The activation energy deduced in this study is in the same order of that found by Vega-Gálvez et al. (14.48 kJ mol-1) [78] related to adsorption isotherms of Chilean papaya.


The study of lyophilized powder (LP) (Arbutus unedo L.) from Algerian Arbutus berries was undertaken. The XRD pattern of LP indicates the presence of amorphous sugar obtained by freeze-drying fruits berry.

The sorption isotherms constitute an important source of information for the stability products food and its storage conditions.

For the first time, the water adsorption by LP was studied giving the following results: The moisture sorption isotherms of LP exhibited S shape described as type II which is common for many hygroscopic products. The equilibrium moisture content of LP increased with increasing water activity and decreased with increasing temperature. Among all tested models, those of Halsey and GAB (T=20 and 30°C) gave the best fits at 20 and 30°C, with the mean relative percentage deviation modulus (E%) less than 1%. PL showed higher monolayer moisture content at 20°C and was found to be less shelf-stable. For LP berry, the monolayer moisture content can be used to evaluate the shelf stability and efficient use of energy in the drying process.


This work was supported by the thematic research agency in science and technology (ATRST, ex. ANDRU Algiers/Algeria) as part of an innovative project.


Citation: Abbas-Aksil T, Abbas M, Trari M, Benamara S (2017) Moisture Adsorption Characteristics of Lyophilized Algerian Arbutus unedo L. Fruit Powder.

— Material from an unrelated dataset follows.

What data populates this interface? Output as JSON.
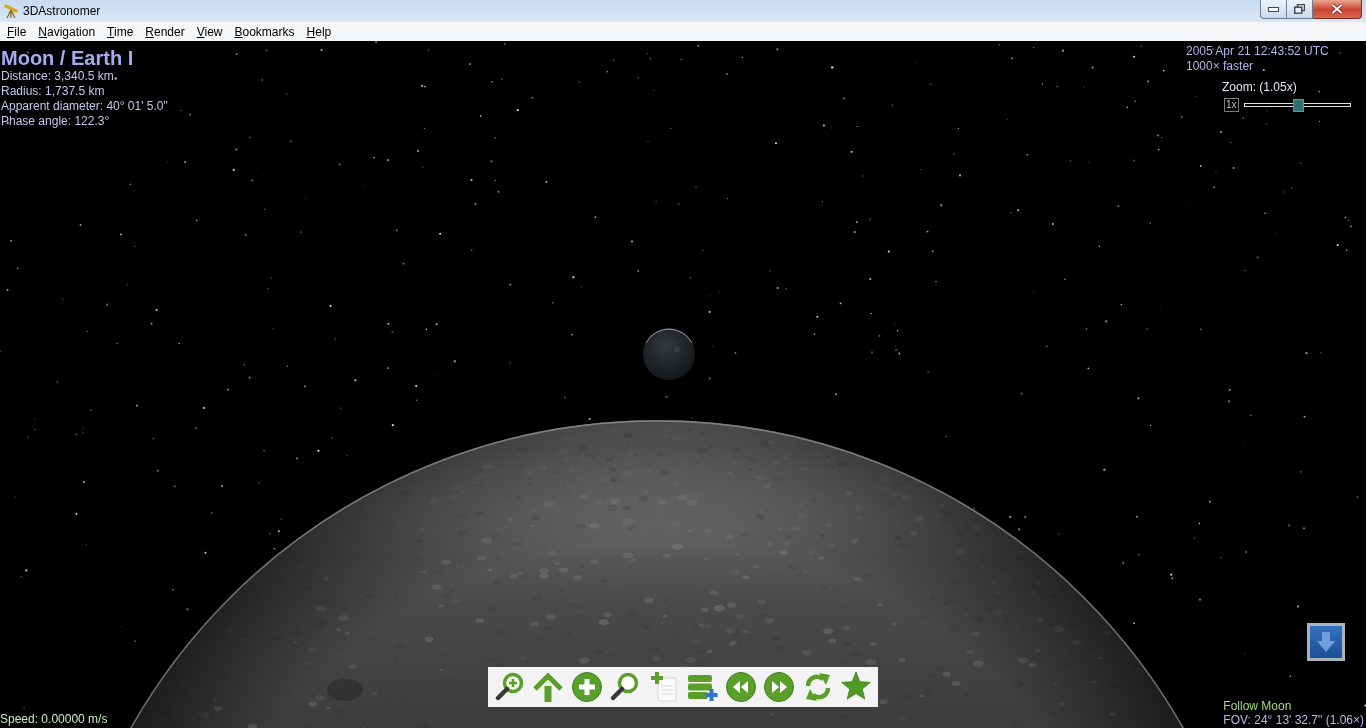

Med Chem (Los Angeles) 7: 381-387. DOI: 10.4172/2161-0444.10484

Copyright: ©2017 Abbas-Aksil T, et al. This is an open-access article distributed under the terms of the Creative Commons Attribution License, which permits unrestricted use, distribution, and reproduction in any medium, provided the original author and source are credited.